Phil: There seems to be more people getting interested. There are people exploring these sort of things. I think I do it in a more – perhaps not an academic way, but there’s been some academic people researching voice sounds. I suppose I’m quite show-bizzy in that way, because I actually do it as performance, but I think other people are doing it in academic circles.
Allan: Have phoneticians or linguists ever shown interest in what you do?
Phil: Oh yeah... There’s a guy that’s written a book called 21st Century Voice, that sort of deals with this area of vocalese, or whatever it might be called.
Allan: And he spoke to you?
Phil: Yeah.
Allan: Okay... let me ask you about your solo voice albums, A Doughnut in Both Hands and A Doughnut in One Hand – is there a third doughnut album?

Phil: There will be: No Doughnuts in Hand. It’s a trilogy. I hope it will be released this year sometime.

Allan: Those albums are entirely untreated, right – no electronics?

Phil: Yeah, yeah.

Allan: Are there other vocal improvisers whose work you particularly like?
Phil: Of course, Maggie Nicols is great, and Jaap and Paul and David Moss, these guys.

Allan: How about performing with other vocal improvisers, versus other instruments? Do you have a preference?

Phil: Nope! Doesn’t matter what the instrument is.

Allan: Americans versus Europeans? You seem to be very European in your approach to improvising - there doesn’t seem to be a lot of the blues in what you’re doing?

Phil: Is the blues like, a flattened third interval? I don’t think I do any of those. But I don’t know if that is the definition of the blues, really... Ah... It’s sort of European, I suppose, but a lot of American improvisers don’t use the blues, either, I would say.

Allan: I’ve read critics say that a lot of Europeans are more interested in sound in a pure way, whereas blues scales are really pervasive in North America...

Phil: Well, last night – we were using stuff in between the notes as well.
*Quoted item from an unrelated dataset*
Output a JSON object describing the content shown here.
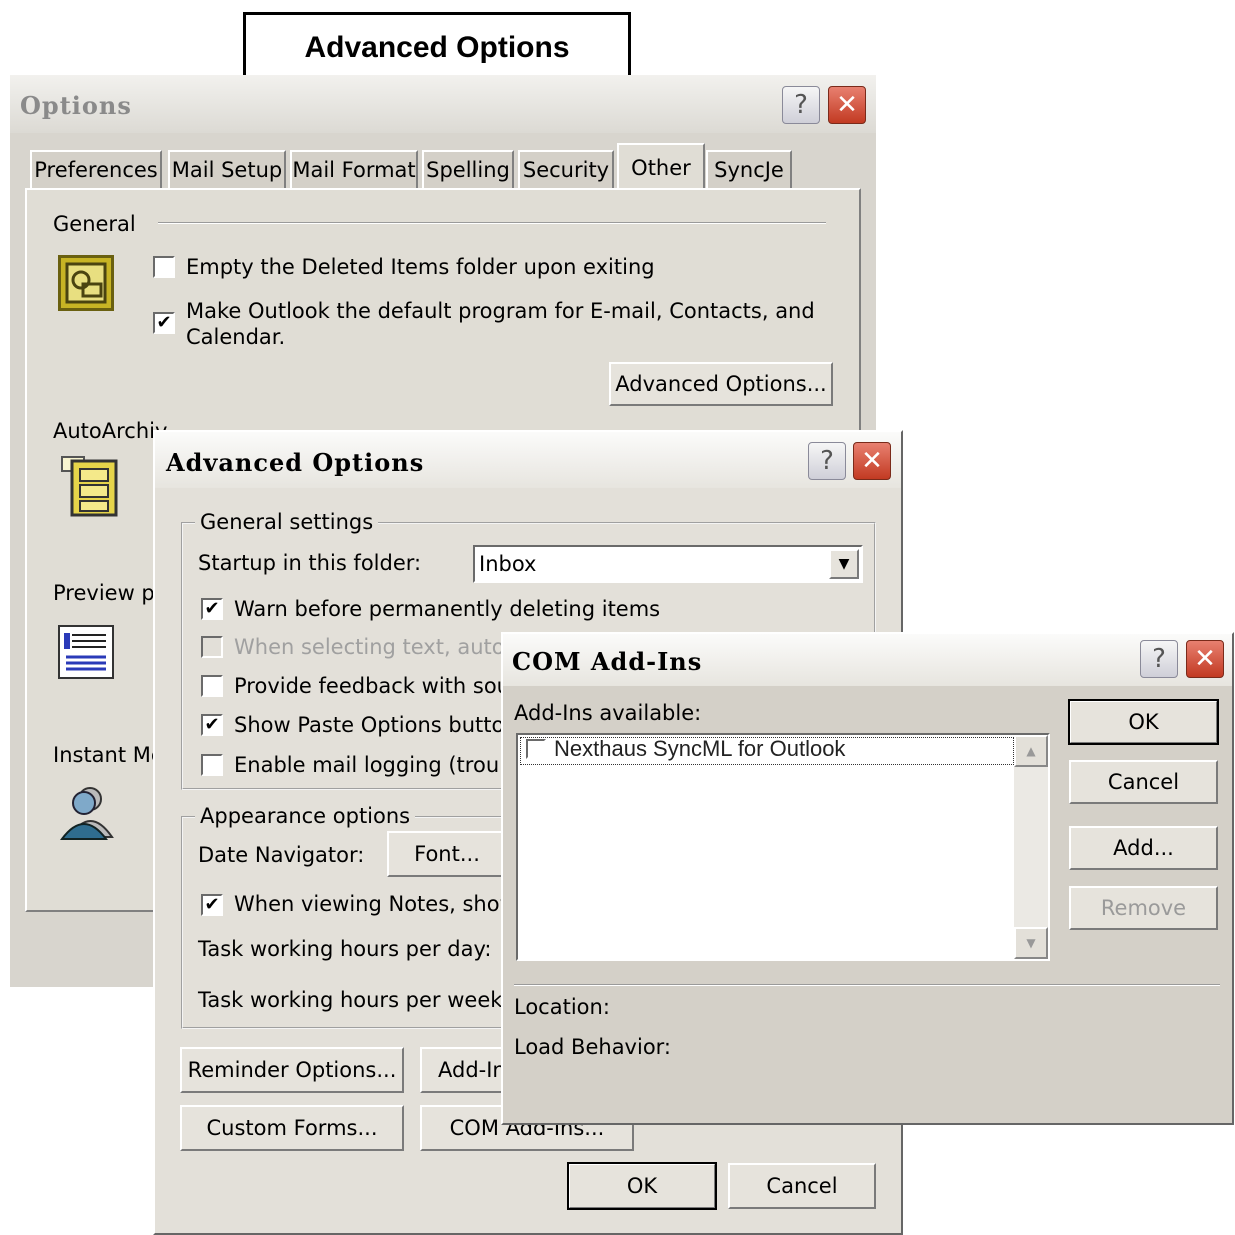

Stuff that can’t be notated, even – we’re not even on scales!

Allan: How do you feel about people like Maja Ratkje, who treats her voice with electronics?

Phil: I don’t know who she is...

Allan: She’s from Norway. She’s in Spunk and Fe-mail, and has done some vocal improv work with Jaap Blonk. How do you feel about electronics? Do you try to stay away from that?

Phil: Yeah, I’ll stick with my own stuff. It’s another instrument, it’s another way of thinking, but I’m trying to find sounds from my body... I couldn’t put it in a computer and store it and then try to find it. I wouldn’t know what to do. I wouldn’t be able to do it. I don’t want to do it. I have no interest in it... I find it hard enough to switch on a light!

Allan (laughs). Okay, well – one last question, then. You had said that you wanted to keep things positive, wherever possible, but... do you have any sort of philosophy of art, any particular effect you want to have on your audience?

Phil: I... (pauses; thinks, and states decisively): I want to be loved.

Allan, Phil: (laughter).

Phil: Just like everybody else, I think. It’s a strange way of going about it....

(Those interested should note that since this interview took place - in late 2007, I think - No Doughnuts In Hand has been released on the Emanem label. More information on that here).


Anonymous said...

liked this post on minton. i am writing book 2 on yodeling: YODEL IN HIFI. will feature mostly living yodelers and adventurous yodel-using vocalists. i have met minton in amsterdam where i saw him perform twice. was impressed. will probably use a credited quote from this blog if you don't mind.


Allan MacInnis said...

Please mention that the article originally ran in Bixobal #2, not here - but sure, I don't mind, as long as it's credited!

(By the way, if it's useful, search this blog for Petunia - he's more of a traditional, Jimmie-Rodgers-style yodeller in Vancouver).